Extract every entry word for word. Skip the pictures.
==== Available data ====
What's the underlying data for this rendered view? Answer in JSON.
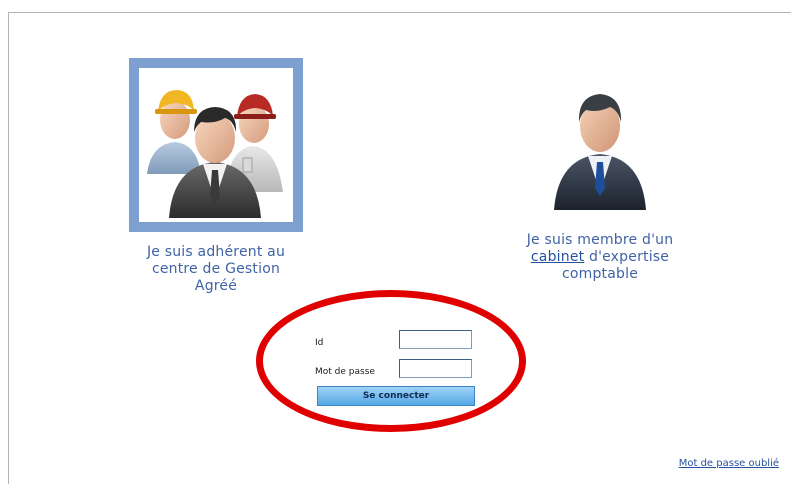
{
  "choices": {
    "adherent": {
      "line1": "Je suis adhérent au",
      "line2": "centre de Gestion",
      "line3": "Agréé",
      "selected": true
    },
    "membre": {
      "line1": "Je suis membre d'un",
      "link": "cabinet",
      "line2_rest": " d'expertise",
      "line3": "comptable"
    }
  },
  "login": {
    "id_label": "Id",
    "id_value": "",
    "password_label": "Mot de passe",
    "password_value": "",
    "button_label": "Se connecter"
  },
  "footer": {
    "link_label": "Mot de passe oublié"
  },
  "colors": {
    "selection_frame": "#7da0d1",
    "label_text": "#3f63a6",
    "annotation": "#e00000",
    "button": "#56a8e6"
  }
}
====
• [Result of the exercise]:
What's the underlying data for this rendered view? Answer in JSON.
{
  "choices": {
    "adherent": {
      "line1": "Je suis adhérent au",
      "line2": "centre de Gestion",
      "line3": "Agréé",
      "selected": true
    },
    "membre": {
      "line1": "Je suis membre d'un",
      "link": "cabinet",
      "line2_rest": " d'expertise",
      "line3": "comptable"
    }
  },
  "login": {
    "id_label": "Id",
    "id_value": "",
    "password_label": "Mot de passe",
    "password_value": "",
    "button_label": "Se connecter"
  },
  "footer": {
    "link_label": "Mot de passe oublié"
  },
  "colors": {
    "selection_frame": "#7da0d1",
    "label_text": "#3f63a6",
    "annotation": "#e00000",
    "button": "#56a8e6"
  }
}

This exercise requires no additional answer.